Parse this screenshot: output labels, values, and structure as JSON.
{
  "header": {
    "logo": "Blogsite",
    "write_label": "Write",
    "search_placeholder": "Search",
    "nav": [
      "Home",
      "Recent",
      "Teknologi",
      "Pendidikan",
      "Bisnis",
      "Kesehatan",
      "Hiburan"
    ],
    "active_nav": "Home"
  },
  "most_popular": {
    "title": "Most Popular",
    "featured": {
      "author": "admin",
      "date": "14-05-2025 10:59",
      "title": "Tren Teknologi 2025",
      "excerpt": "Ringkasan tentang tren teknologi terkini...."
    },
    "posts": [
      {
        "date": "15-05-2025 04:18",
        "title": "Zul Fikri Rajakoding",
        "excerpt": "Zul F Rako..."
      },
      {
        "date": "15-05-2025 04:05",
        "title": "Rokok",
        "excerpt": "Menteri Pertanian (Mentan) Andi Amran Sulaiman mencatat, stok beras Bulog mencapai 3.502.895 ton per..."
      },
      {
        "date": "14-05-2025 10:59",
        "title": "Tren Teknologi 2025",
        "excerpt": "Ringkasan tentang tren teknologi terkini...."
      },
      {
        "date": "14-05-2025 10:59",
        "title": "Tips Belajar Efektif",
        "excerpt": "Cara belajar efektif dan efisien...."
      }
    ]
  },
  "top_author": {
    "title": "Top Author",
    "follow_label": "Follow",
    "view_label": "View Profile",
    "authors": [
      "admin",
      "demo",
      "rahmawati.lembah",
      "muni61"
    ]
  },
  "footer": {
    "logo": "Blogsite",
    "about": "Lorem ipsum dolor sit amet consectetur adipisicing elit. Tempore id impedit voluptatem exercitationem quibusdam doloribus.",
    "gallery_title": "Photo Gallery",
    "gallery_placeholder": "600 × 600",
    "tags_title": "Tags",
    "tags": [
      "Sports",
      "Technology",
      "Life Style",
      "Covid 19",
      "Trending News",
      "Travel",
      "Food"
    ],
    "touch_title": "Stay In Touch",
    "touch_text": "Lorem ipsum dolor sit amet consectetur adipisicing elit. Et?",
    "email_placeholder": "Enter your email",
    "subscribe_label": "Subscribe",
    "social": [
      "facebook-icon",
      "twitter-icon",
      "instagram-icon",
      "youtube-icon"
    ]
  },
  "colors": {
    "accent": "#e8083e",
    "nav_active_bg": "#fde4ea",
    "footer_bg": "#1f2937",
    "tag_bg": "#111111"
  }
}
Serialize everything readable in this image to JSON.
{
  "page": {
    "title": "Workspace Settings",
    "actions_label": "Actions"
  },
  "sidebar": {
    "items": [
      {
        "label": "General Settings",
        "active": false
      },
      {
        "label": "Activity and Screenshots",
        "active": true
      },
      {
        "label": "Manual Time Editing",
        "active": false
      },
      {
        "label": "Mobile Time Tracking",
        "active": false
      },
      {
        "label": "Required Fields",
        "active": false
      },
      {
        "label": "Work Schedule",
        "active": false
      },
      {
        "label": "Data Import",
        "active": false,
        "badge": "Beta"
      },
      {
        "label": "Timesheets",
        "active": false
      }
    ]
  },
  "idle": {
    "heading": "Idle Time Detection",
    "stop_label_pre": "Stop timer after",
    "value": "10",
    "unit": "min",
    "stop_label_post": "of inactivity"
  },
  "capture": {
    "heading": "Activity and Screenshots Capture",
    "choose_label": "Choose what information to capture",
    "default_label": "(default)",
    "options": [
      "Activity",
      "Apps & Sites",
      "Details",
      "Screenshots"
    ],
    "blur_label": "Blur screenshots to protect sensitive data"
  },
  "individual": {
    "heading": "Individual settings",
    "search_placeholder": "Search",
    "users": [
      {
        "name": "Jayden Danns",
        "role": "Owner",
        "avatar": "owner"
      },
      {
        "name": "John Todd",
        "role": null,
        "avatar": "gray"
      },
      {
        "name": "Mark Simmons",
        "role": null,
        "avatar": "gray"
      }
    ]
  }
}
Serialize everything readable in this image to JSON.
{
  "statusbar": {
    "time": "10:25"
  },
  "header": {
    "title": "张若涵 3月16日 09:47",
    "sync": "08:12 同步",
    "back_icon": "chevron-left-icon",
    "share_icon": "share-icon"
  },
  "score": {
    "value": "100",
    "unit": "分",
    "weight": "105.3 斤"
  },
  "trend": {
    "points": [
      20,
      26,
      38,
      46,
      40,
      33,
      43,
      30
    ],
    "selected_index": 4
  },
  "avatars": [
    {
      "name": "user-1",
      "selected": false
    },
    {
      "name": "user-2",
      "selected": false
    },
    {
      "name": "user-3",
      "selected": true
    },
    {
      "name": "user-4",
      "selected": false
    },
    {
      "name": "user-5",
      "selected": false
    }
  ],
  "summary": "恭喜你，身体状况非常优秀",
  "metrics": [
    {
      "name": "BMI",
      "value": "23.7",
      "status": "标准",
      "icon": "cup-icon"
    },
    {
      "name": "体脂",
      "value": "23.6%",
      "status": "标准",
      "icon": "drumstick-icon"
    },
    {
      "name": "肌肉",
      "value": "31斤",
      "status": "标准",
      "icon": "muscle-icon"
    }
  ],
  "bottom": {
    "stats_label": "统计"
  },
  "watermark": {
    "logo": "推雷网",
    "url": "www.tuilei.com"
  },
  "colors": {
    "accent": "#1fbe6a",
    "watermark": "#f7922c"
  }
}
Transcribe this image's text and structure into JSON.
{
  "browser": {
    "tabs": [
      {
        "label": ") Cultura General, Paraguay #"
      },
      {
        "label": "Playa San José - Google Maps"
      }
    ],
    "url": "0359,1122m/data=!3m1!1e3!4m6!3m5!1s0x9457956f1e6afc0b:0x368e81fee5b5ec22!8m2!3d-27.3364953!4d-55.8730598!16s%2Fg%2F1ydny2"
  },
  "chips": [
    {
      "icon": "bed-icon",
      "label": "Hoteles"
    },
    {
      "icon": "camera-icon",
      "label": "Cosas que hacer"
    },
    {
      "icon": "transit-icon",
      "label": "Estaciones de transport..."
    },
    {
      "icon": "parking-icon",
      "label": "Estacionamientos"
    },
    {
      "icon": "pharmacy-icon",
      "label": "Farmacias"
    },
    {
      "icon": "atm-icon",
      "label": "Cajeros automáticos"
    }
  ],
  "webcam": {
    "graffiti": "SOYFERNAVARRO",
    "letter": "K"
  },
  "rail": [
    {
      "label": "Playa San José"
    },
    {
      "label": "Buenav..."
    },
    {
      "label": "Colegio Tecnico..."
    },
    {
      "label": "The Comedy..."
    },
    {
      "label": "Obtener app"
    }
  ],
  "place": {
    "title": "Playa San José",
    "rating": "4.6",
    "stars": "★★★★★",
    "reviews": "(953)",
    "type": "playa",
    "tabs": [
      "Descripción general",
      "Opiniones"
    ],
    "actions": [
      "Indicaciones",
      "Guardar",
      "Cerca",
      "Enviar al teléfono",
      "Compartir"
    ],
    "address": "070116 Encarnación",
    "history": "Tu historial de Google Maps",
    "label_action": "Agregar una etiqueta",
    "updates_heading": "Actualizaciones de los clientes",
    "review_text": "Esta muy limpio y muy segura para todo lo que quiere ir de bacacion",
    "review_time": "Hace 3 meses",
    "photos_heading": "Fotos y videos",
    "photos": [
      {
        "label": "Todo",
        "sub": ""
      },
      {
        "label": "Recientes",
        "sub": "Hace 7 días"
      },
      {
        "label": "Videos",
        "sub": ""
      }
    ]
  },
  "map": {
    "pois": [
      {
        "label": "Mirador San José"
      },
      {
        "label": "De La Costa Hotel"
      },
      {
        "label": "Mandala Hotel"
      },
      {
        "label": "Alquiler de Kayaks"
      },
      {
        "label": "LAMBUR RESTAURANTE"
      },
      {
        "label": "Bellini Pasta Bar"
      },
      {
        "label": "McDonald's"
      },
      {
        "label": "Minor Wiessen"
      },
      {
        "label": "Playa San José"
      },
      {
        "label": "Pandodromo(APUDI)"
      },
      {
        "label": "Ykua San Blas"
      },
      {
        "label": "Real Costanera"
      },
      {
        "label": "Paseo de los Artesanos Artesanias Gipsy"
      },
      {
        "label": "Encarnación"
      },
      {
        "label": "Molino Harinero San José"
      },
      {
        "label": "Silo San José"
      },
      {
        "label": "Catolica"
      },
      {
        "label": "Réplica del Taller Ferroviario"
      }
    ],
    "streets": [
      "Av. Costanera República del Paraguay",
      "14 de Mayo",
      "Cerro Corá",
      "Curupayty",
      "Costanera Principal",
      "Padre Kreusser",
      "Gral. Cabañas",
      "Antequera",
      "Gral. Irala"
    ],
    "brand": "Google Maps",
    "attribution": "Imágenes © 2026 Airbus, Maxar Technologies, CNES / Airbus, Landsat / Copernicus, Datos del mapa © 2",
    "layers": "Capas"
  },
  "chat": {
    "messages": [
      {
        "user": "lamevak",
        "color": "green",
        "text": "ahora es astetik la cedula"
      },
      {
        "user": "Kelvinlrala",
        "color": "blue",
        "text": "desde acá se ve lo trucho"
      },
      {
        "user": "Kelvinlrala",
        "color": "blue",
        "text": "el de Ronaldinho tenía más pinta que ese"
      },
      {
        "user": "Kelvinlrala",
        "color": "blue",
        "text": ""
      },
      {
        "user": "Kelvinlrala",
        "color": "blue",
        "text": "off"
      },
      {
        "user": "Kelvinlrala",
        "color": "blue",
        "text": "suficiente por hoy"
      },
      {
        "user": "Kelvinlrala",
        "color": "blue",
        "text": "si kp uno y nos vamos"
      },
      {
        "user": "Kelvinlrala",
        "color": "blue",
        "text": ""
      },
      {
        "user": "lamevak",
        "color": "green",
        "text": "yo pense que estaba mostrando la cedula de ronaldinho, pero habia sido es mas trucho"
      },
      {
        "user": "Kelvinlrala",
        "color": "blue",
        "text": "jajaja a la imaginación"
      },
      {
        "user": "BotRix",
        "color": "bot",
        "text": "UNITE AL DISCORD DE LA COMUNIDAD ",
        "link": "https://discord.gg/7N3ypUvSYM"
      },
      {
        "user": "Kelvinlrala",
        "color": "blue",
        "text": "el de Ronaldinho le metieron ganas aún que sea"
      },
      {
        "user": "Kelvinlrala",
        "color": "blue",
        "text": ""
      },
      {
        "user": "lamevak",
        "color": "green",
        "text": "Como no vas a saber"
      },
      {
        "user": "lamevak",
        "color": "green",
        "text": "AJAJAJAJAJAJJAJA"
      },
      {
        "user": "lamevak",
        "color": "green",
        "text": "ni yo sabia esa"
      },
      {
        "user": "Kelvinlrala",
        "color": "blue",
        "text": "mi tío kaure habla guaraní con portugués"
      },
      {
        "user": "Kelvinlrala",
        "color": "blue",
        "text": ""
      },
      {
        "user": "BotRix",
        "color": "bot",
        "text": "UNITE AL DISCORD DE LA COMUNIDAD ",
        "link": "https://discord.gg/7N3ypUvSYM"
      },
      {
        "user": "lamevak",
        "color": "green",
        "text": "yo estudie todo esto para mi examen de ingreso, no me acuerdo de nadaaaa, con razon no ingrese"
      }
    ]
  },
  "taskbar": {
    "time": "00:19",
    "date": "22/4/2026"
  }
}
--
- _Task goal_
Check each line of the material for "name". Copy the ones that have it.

- _Solution for this problem_
        "name": "Jayden Danns",
        "name": "John Todd",
        "name": "Mark Simmons",
      "name": "user-1",
      "name": "user-2",
      "name": "user-3",
      "name": "user-4",
      "name": "user-5",
      "name": "BMI",
      "name": "体脂",
      "name": "肌肉",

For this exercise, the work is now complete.